**Work item:** For each line of the data below that contains "statusCode", return that line.

**Records for the task:**
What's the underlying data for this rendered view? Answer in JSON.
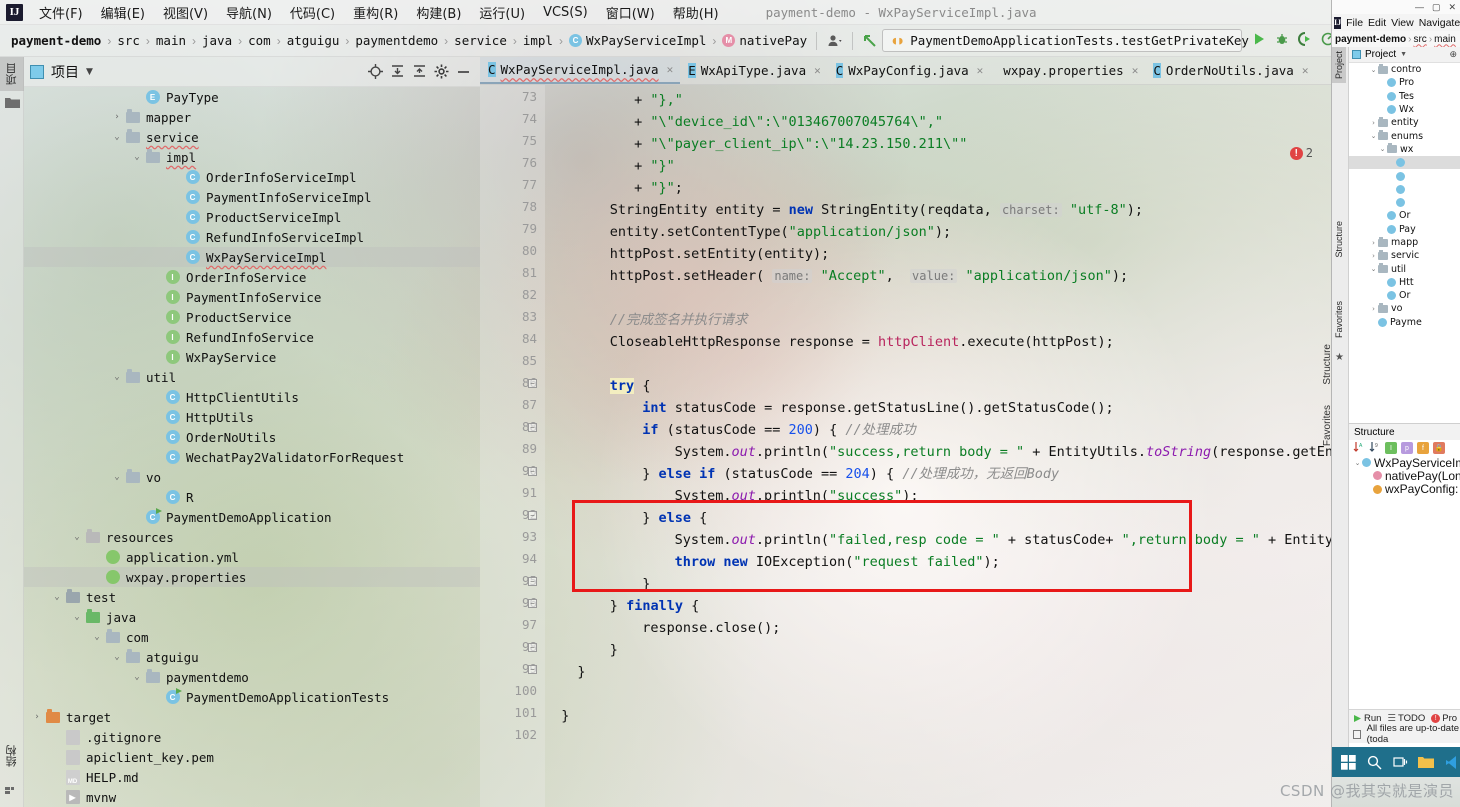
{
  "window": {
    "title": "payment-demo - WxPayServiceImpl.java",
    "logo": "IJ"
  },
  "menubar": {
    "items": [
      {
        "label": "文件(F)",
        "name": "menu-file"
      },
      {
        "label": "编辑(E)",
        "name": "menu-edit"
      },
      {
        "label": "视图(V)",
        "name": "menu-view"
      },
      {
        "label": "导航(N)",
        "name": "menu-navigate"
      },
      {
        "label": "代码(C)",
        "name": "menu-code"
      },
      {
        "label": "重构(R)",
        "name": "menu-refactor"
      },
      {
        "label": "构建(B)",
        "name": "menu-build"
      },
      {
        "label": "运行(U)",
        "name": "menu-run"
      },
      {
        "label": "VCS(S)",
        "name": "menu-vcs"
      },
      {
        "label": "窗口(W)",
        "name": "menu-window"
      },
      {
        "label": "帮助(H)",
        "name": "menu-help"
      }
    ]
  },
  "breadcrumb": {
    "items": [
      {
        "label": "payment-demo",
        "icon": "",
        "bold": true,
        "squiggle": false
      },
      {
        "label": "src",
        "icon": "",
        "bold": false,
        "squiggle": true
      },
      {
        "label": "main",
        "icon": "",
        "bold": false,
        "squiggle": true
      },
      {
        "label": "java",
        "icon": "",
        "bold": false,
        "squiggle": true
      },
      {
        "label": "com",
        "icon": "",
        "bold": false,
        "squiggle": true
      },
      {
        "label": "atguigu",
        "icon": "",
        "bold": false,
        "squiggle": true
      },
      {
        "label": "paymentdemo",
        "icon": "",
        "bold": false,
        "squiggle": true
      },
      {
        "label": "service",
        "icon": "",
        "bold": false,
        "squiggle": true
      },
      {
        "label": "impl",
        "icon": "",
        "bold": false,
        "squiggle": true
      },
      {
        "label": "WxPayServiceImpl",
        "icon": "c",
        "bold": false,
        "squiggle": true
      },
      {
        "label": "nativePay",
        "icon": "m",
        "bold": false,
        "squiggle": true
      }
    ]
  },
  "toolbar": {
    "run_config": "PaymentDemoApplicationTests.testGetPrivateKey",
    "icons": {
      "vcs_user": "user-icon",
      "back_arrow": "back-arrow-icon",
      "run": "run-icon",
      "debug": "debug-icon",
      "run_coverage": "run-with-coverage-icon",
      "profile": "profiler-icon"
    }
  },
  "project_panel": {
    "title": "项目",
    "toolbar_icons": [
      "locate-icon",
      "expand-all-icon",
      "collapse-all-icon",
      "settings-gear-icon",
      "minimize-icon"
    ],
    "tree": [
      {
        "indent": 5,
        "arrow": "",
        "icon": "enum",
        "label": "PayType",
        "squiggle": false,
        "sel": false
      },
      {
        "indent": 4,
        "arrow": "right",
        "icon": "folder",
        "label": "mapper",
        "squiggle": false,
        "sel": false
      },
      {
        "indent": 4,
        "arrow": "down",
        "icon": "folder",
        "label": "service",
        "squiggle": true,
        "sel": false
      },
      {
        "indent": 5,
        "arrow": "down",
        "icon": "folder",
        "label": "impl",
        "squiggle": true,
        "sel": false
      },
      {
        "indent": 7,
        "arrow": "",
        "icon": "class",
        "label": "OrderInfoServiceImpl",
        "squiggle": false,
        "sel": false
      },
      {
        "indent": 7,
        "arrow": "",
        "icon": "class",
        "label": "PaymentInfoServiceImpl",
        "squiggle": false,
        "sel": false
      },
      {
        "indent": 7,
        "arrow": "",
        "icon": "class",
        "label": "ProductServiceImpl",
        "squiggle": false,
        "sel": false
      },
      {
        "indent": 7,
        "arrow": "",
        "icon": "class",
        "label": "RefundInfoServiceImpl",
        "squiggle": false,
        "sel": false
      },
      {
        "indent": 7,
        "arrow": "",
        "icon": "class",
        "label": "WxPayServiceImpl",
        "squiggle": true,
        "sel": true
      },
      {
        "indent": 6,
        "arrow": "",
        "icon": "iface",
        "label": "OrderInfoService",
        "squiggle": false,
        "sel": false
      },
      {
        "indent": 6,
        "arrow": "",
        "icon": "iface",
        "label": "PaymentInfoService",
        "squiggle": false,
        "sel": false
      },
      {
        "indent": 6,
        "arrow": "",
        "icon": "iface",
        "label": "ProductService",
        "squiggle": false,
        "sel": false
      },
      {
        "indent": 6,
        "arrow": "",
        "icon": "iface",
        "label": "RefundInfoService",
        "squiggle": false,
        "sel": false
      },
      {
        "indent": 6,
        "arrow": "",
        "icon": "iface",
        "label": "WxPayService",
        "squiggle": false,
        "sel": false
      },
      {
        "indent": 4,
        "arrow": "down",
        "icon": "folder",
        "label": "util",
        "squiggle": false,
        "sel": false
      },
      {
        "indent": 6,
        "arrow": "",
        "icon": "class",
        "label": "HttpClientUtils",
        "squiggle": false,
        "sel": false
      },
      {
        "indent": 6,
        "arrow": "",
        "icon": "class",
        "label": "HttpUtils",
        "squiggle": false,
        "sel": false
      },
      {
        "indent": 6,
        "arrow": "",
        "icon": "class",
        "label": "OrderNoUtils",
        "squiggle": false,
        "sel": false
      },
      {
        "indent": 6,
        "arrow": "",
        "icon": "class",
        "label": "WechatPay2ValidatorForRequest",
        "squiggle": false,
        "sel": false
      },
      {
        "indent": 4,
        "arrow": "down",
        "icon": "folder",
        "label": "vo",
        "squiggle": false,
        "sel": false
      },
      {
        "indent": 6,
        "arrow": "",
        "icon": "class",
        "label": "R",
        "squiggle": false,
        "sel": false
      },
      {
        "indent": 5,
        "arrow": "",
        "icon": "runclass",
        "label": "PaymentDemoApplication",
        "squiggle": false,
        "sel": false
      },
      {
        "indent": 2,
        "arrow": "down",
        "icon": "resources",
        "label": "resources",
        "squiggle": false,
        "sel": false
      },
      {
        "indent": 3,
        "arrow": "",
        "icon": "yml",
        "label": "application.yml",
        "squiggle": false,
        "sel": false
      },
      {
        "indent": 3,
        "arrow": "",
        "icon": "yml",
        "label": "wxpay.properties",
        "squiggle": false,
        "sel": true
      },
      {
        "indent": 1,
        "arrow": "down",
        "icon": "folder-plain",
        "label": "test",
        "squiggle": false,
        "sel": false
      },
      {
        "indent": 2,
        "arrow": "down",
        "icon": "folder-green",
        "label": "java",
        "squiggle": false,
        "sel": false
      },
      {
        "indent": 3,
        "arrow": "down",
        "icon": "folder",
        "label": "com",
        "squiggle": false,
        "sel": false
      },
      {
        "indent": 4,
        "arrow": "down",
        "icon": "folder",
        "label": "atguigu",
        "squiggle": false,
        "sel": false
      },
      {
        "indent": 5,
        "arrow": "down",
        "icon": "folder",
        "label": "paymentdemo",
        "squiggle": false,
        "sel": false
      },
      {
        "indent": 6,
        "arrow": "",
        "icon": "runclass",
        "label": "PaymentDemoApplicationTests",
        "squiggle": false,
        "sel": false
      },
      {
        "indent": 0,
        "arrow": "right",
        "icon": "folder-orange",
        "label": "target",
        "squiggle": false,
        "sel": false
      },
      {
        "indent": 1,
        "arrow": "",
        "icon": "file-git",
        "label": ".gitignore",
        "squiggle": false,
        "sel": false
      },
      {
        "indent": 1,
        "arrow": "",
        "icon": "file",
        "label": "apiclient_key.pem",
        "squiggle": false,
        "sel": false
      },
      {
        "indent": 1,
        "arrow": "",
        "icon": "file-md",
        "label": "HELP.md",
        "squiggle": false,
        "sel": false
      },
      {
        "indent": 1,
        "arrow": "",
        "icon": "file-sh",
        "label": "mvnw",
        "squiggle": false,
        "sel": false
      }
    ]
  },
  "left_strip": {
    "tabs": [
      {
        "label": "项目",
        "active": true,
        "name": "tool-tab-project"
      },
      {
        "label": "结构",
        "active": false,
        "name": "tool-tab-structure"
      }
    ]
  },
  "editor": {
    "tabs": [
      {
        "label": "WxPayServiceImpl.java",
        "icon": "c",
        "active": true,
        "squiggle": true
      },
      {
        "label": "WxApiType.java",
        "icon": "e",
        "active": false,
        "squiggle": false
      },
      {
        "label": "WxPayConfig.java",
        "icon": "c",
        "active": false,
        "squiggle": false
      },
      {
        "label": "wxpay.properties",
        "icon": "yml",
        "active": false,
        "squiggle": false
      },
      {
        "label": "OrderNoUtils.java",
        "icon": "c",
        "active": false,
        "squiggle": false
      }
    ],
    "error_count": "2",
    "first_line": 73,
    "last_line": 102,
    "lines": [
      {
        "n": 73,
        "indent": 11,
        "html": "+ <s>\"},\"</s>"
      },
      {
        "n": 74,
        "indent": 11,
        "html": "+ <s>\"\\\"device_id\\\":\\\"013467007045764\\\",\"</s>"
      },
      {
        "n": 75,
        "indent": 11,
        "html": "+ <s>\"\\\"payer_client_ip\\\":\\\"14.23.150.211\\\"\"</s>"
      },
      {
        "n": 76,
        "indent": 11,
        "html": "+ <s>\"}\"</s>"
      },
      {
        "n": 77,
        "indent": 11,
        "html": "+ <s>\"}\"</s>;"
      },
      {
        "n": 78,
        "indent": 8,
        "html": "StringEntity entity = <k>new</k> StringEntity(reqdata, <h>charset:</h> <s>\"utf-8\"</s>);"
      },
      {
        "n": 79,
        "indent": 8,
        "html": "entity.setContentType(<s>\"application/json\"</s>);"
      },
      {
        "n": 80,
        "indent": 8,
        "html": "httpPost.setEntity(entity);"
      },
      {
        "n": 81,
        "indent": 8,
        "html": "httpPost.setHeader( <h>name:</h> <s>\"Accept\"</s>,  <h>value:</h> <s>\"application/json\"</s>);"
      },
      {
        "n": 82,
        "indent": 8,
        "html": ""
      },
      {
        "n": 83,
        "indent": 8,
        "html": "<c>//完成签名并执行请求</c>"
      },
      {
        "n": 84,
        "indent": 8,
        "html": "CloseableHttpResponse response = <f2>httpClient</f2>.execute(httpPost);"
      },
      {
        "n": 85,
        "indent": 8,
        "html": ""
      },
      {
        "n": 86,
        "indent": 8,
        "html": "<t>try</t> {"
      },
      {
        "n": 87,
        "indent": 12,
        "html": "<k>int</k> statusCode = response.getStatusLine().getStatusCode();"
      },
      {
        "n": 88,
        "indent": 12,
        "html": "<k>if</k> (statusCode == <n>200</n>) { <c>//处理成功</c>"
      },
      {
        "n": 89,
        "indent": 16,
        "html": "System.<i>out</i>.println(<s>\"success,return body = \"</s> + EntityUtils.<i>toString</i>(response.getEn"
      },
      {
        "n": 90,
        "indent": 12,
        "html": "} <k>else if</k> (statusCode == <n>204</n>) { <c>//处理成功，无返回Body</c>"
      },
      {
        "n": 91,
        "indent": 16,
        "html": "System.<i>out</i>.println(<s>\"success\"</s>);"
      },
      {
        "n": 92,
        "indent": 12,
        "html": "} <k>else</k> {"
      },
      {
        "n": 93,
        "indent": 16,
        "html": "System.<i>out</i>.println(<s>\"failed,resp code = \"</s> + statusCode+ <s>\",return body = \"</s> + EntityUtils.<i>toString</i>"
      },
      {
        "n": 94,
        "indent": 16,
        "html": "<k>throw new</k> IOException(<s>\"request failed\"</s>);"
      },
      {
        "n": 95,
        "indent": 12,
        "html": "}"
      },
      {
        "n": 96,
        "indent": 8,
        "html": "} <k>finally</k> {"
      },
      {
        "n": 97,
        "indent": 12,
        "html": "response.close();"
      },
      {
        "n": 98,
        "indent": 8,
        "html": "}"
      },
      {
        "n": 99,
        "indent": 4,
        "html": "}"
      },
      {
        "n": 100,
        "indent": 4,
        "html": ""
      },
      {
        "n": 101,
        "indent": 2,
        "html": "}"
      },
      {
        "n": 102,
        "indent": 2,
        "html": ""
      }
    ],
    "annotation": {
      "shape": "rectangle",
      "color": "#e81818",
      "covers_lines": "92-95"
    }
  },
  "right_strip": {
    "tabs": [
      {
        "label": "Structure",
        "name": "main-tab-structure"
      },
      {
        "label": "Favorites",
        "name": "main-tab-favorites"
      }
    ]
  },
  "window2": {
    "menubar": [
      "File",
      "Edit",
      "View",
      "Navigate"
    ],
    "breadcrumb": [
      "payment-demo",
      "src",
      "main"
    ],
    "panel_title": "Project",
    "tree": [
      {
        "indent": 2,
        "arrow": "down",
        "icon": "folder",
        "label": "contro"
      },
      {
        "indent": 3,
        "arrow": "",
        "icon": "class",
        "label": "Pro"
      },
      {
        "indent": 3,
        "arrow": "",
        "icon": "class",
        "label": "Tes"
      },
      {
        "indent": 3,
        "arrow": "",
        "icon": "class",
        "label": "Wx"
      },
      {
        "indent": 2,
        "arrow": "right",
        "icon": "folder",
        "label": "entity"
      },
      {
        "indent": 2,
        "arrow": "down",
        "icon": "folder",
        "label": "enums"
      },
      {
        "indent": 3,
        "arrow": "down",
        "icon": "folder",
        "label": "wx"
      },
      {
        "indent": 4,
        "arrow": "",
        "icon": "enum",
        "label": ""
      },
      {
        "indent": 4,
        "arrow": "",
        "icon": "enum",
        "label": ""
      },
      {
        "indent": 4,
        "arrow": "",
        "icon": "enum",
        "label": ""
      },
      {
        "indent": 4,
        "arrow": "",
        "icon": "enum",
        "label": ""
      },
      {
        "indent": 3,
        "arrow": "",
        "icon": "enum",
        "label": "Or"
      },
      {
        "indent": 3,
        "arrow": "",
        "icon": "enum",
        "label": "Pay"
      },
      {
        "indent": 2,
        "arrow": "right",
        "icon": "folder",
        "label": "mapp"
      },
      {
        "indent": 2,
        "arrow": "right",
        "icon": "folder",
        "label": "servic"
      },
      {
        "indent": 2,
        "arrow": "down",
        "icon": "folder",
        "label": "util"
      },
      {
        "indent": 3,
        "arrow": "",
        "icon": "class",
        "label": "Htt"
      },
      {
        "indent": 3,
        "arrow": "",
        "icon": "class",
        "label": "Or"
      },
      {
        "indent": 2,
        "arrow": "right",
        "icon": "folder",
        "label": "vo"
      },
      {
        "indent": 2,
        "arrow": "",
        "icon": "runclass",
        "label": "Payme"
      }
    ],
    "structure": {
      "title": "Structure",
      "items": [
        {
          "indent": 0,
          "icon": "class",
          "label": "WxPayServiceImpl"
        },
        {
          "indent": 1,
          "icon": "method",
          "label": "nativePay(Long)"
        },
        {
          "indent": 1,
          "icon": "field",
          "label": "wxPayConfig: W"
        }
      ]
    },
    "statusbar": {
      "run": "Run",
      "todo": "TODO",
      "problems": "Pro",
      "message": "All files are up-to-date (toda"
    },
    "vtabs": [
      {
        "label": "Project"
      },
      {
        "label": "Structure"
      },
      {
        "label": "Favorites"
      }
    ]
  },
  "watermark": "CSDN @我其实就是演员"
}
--
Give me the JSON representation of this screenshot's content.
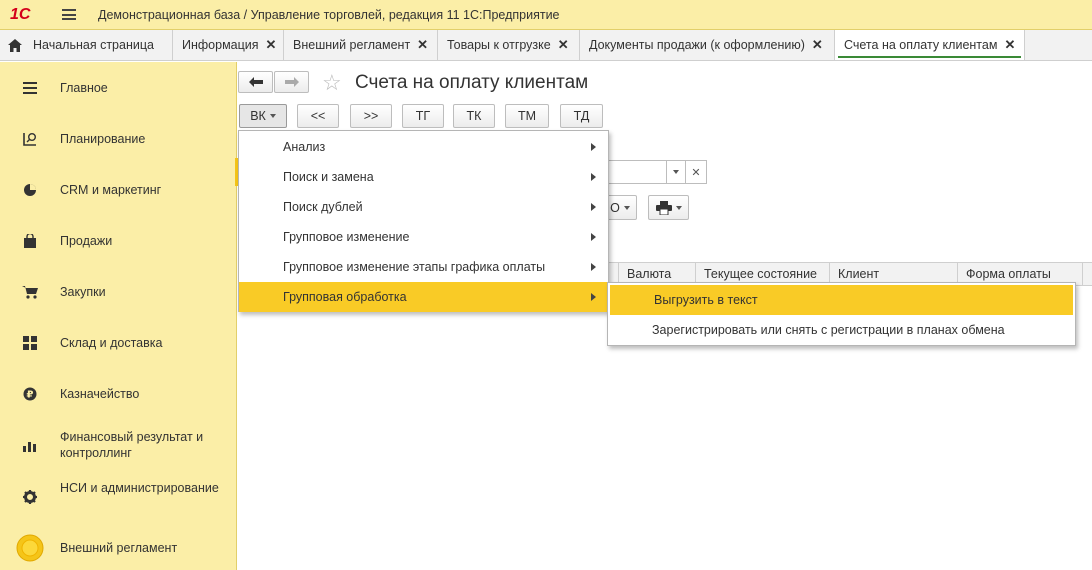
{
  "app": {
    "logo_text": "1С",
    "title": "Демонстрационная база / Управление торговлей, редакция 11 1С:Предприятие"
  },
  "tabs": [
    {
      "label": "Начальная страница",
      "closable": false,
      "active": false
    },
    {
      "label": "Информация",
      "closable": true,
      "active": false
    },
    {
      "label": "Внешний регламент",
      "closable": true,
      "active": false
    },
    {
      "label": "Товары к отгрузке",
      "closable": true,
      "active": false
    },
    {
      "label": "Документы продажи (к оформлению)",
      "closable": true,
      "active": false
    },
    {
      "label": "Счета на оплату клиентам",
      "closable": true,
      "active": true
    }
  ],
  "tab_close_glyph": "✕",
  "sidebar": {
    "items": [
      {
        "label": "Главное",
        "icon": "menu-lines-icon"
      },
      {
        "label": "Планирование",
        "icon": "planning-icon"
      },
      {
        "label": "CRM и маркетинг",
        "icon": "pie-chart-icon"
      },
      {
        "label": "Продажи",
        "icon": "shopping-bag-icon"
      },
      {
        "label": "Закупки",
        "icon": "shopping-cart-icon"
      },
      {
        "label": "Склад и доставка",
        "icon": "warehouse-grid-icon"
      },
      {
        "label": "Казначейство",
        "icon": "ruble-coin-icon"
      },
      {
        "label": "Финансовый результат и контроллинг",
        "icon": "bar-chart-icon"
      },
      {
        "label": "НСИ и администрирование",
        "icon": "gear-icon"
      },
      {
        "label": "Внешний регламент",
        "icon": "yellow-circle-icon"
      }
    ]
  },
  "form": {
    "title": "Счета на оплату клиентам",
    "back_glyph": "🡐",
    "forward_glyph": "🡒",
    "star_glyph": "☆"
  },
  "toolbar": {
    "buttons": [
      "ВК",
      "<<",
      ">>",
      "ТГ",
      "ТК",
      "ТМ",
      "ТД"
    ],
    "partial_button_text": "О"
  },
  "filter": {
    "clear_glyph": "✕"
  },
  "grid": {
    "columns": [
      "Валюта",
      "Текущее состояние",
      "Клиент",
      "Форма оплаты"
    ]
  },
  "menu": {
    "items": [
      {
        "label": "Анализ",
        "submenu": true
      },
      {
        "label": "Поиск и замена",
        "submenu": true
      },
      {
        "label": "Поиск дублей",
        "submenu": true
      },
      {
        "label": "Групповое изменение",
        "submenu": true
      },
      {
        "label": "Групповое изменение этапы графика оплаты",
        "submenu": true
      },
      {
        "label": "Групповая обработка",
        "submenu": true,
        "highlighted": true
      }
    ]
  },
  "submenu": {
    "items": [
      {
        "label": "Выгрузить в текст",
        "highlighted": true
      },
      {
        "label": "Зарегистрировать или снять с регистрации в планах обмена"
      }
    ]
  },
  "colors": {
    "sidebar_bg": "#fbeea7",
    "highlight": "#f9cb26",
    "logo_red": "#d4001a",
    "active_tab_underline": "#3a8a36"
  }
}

**Answer to the problem:**
        "html": "<k>int</k> statusCode = response.getStatusLine().getStatusCode();"
        "html": "<k>if</k> (statusCode == <n>200</n>) { <c>//处理成功</c>"
        "html": "} <k>else if</k> (statusCode == <n>204</n>) { <c>//处理成功，无返回Body</c>"
        "html": "System.<i>out</i>.println(<s>\"failed,resp code = \"</s> + statusCode+ <s>\",return body = \"</s> + EntityUtils.<i>toString</i>"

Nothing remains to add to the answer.